Because it is easy to look at the clock and see,when the break is over. We do not have a decent clear physiological justification why we choose 1 min. It is just easier to run an assessment.
In fact 4/1/4 would be even easier as you can change every 5 min the next step.
By 5/1/5 you have to concentrate a little bit more..
So same weakness as in any classical test protocol we as well in a 5/1/5 assessment use time and the time set due to organisational points and not due to physiological justification.
The 1 min stop has 2 big purposes.
a) If we move for 5 min a stable o load e hope that the different physiological system had time enough to be a part of the delivery and or utilization process of the team (physiological body ).
So HR is up ( CO = HR x SV) and RF better VE is up to a level needed or demanded to sustain an optimal efficient delivery of O2 and reduction or release of CO2. We hope the BP and the vasodilatation effect has balanced in with the muscular compression effect and so on.
. So we run an optimal delivery or possible optimal delivery system and we run an optimal or needed utilization process.

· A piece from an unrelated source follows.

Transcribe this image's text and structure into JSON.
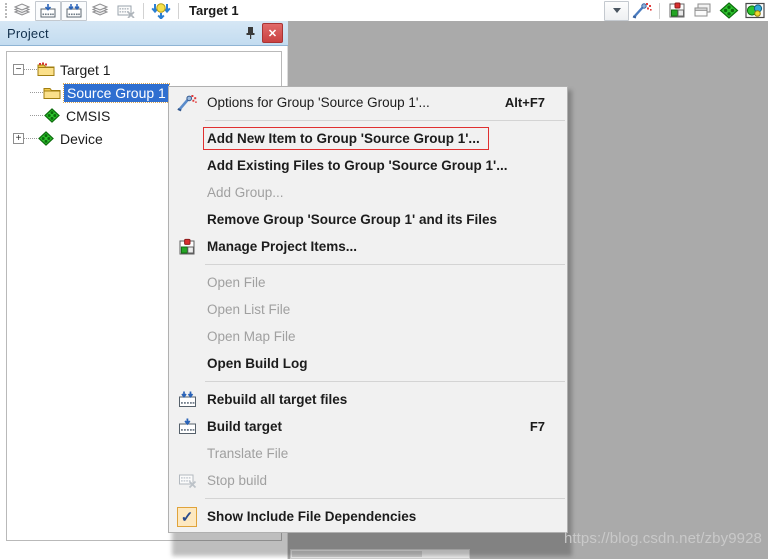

. Now the sudden stop will eliminate immediately the need for O2 from the before working muscles. but is does not immediately stop the now good running delivery systems.
That means the NIRS reaction will show how much we delivery ion O2 ( SmO2 goes up and how much muscle compression reduced blood flow when we suddenly get rid of O2 consuming locomotion muscles and muscular compression.
This sudden spike can give a lot of information.
Now after 1 min rest ( possibly to short ) we now have a reduction in delivery CO and VE and BP and the sudden start again has the advantage, that we need now immediately energy ( O2 ) but we do not have anymore a great optimal CO and VE and we see, what the missing optimal delivery has for a reaction in tHb and SmO2 at the sudden start of demand or O2 again.
This reactions give us a lot of feedback on the limitation and or the compensation of the delivery systems and the utilization reactions..
If I than repeat this 2 times after the same load I get even more feedback out of it as many readers by know have picked up.
5/1/5 is a start into a new generation of physiological assessment and even small parts of the 5/1/5 information can be used daily when we look , whether we may have recovered from a workout or a race we did yesterday. But any change and constructive suggestion has to flow into an idea like this to avoid to get suck now in the new directions of live physiological workouts.